A three-judge panel has rejected a plea to block absentee ballot witness requirements for North Carolina’s fall election. The decision in N.C. Superior Court generated praise from the state Senate’s leader on election issues.
“The judges were right to reject this dangerous attempt to eliminate basic protections against fraudulent activity that took place in the most recent federal election, and I hope they do the same with the multiple other lawsuits filed by Washington Democrats this year,” said Sen. Ralph Hise, R-Mitchell, in a news release. Hise co-chairs the General Assembly’s Joint Legislative Elections Oversight Committee. He also leads a Senate committee on election and redistricting issues.
The judges agreed not to grant a preliminary injunction in the case of Chambers v. State of North Carolina. Filed July 10 by four individual plaintiffs working with the American Civil Liberties Union, the case challenges an absentee ballot witness requirement in state law. The law requires one adult to witness an absentee ballot. It places limits on who can serve as a ballot witness.

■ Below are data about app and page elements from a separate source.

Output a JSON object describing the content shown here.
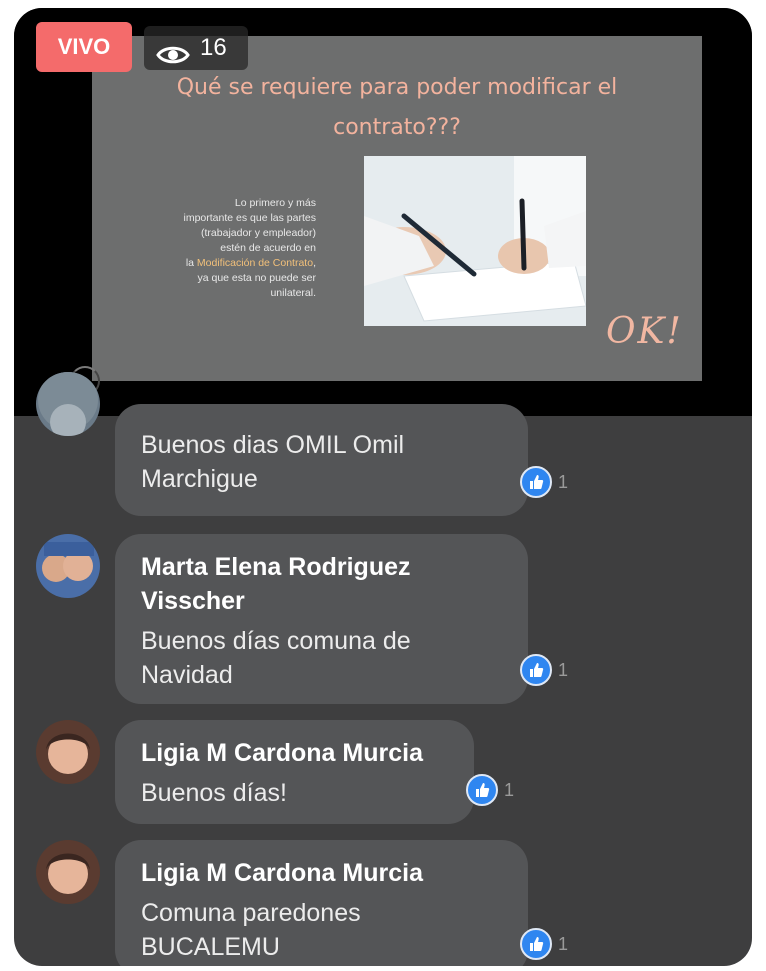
{
  "live": {
    "badge": "VIVO",
    "viewers": "16"
  },
  "slide": {
    "title_line1": "Qué se requiere para poder modificar el",
    "title_line2": "contrato???",
    "body_lines": [
      "Lo primero y más",
      "importante es que las partes",
      "(trabajador y empleador)",
      "estén de acuerdo en"
    ],
    "body_prefix": "la ",
    "body_highlight": "Modificación de Contrato",
    "body_suffix": ",",
    "body_tail": [
      "ya que esta no puede ser",
      "unilateral."
    ],
    "stamp": "OK!"
  },
  "comments": [
    {
      "author": "",
      "text_lines": [
        "Buenos dias OMIL Omil",
        "Marchigue"
      ],
      "likes": "1"
    },
    {
      "author_lines": [
        "Marta Elena Rodriguez",
        "Visscher"
      ],
      "text_lines": [
        "Buenos días comuna de",
        "Navidad"
      ],
      "likes": "1"
    },
    {
      "author_lines": [
        "Ligia M Cardona Murcia"
      ],
      "text_lines": [
        "Buenos días!"
      ],
      "likes": "1"
    },
    {
      "author_lines": [
        "Ligia M Cardona Murcia"
      ],
      "text_lines": [
        "Comuna paredones",
        "BUCALEMU"
      ],
      "likes": "1"
    }
  ],
  "colors": {
    "live_red": "#f46b6b",
    "slide_title": "#f3b39e",
    "highlight": "#f2c07a",
    "like_blue": "#2f86f0",
    "bubble": "#545557",
    "background": "#3e3e3f"
  }
}
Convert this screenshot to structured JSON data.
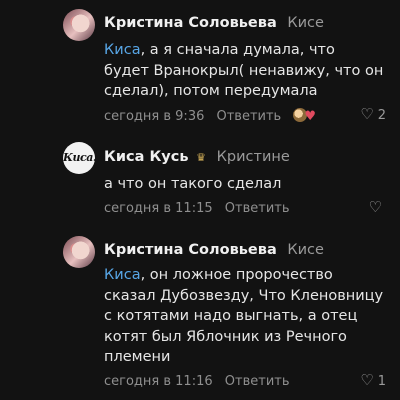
{
  "comments": [
    {
      "author": "Кристина Соловьева",
      "reply_to": "Кисе",
      "mention": "Киса",
      "text": ", а я сначала думала, что будет Вранокрыл( ненавижу, что он сделал), потом передумала",
      "time": "сегодня в 9:36",
      "reply_label": "Ответить",
      "like_icon": "heart-outline",
      "like_count": "2",
      "author_reaction": "sticker-with-heart"
    },
    {
      "author": "Киса Кусь",
      "badge_icon": "crown-icon",
      "reply_to": "Кристине",
      "avatar_text": "Киса.",
      "text": "а что он такого сделал",
      "time": "сегодня в 11:15",
      "reply_label": "Ответить",
      "like_icon": "heart-outline",
      "like_count": ""
    },
    {
      "author": "Кристина Соловьева",
      "reply_to": "Кисе",
      "mention": "Киса",
      "text": ", он ложное пророчество сказал Дубозвезду,  Что Кленовницу с котятами надо выгнать, а отец котят был Яблочник из Речного племени",
      "time": "сегодня в 11:16",
      "reply_label": "Ответить",
      "like_icon": "heart-outline",
      "like_count": "1"
    }
  ],
  "colors": {
    "background": "#121212",
    "mention": "#58a6e6",
    "meta": "#8f8f8f"
  }
}
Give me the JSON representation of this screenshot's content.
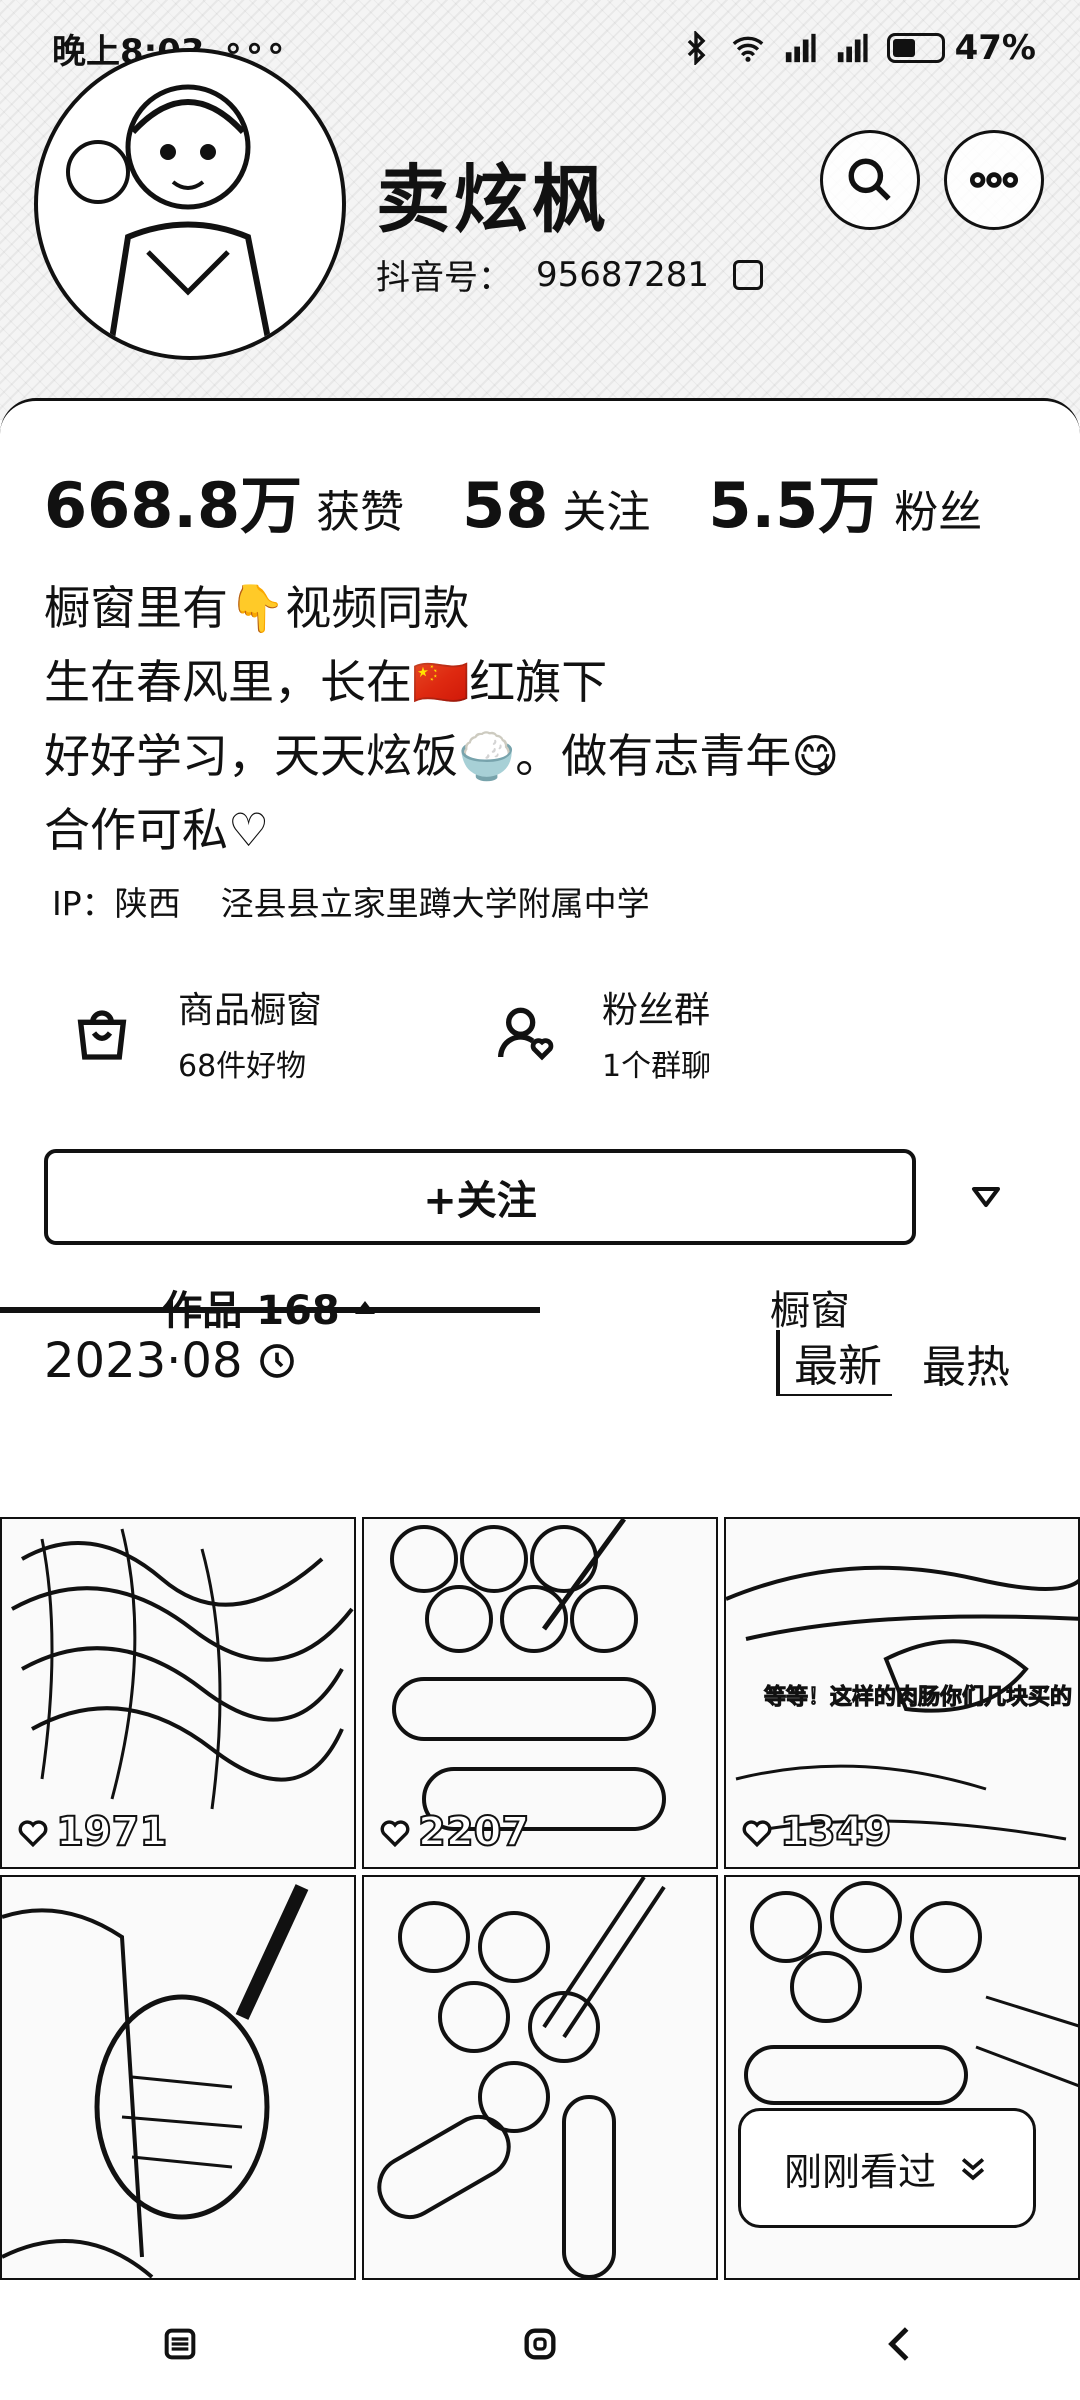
{
  "status_bar": {
    "time": "晚上8:03",
    "notification_dots": "∘∘∘",
    "battery": "47%",
    "battery_level": 0.47
  },
  "profile": {
    "name": "卖炫枫",
    "account_label": "抖音号：",
    "account_id": "95687281"
  },
  "stats": [
    {
      "value": "668.8万",
      "label": "获赞"
    },
    {
      "value": "58",
      "label": "关注"
    },
    {
      "value": "5.5万",
      "label": "粉丝"
    }
  ],
  "bio": {
    "lines": [
      "橱窗里有👇视频同款",
      "生在春风里，长在🇨🇳红旗下",
      "好好学习，天天炫饭🍚。做有志青年😋",
      "合作可私♡"
    ]
  },
  "ip": {
    "label": "IP：陕西",
    "school": "泾县县立家里蹲大学附属中学"
  },
  "features": {
    "shop": {
      "title": "商品橱窗",
      "sub": "68件好物"
    },
    "fans": {
      "title": "粉丝群",
      "sub": "1个群聊"
    }
  },
  "follow_button": "+关注",
  "tabs": {
    "works": "作品 168",
    "shop": "橱窗"
  },
  "filter": {
    "year": "2023·08",
    "latest": "最新",
    "hottest": "最热"
  },
  "videos": [
    {
      "likes": "1971",
      "caption": ""
    },
    {
      "likes": "2207",
      "caption": ""
    },
    {
      "likes": "1349",
      "caption": "等等！这样的肉肠你们几块买的"
    },
    {
      "likes": "",
      "caption": ""
    },
    {
      "likes": "",
      "caption": ""
    },
    {
      "likes": "",
      "caption": ""
    }
  ],
  "recent_button": "刚刚看过",
  "icons": [
    "bluetooth-icon",
    "wifi-icon",
    "signal-icon",
    "search-icon",
    "more-icon",
    "shopping-bag-icon",
    "fans-group-icon",
    "dropdown-icon",
    "clock-icon",
    "heart-icon",
    "menu-icon",
    "home-icon",
    "back-icon"
  ]
}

The lawsuit alleges violations of four sections of the N.C. Constitution. But Judges Alma Hinton, Robert Bell, and Thomas Lock disagreed with the plaintiffs’ arguments. The judges found that “there is not a substantial likelihood” that the plaintiffs would win the case.
With more than 430,000 absentee ballots already requested this year, changing the process at this point would be a “time-, labor-, and cost-intensive process,” according to the judges. “Indeed, such a process will create delays in mailing ballots for all North Carolinians voting by absentee ballot in the 2020 general election and would likely lead to voter confusion as to the process for voting by absentee ballot.”
Hise’s news release ties this lawsuit to others challenging N.C. election laws.
“Witness signatures on absentee ballots helped uncover the fraudulent activity that took place in the 2018 Congressional election and is suspected to have taken place for many other elections before 2018,” the release continued.
“The court upheld the election integrity law that passed with broad bipartisan support after the NC-9 absentee ballot fraud,” Hise said.
Both state and federal courts have upheld the witness requirement, according to Hise’s release.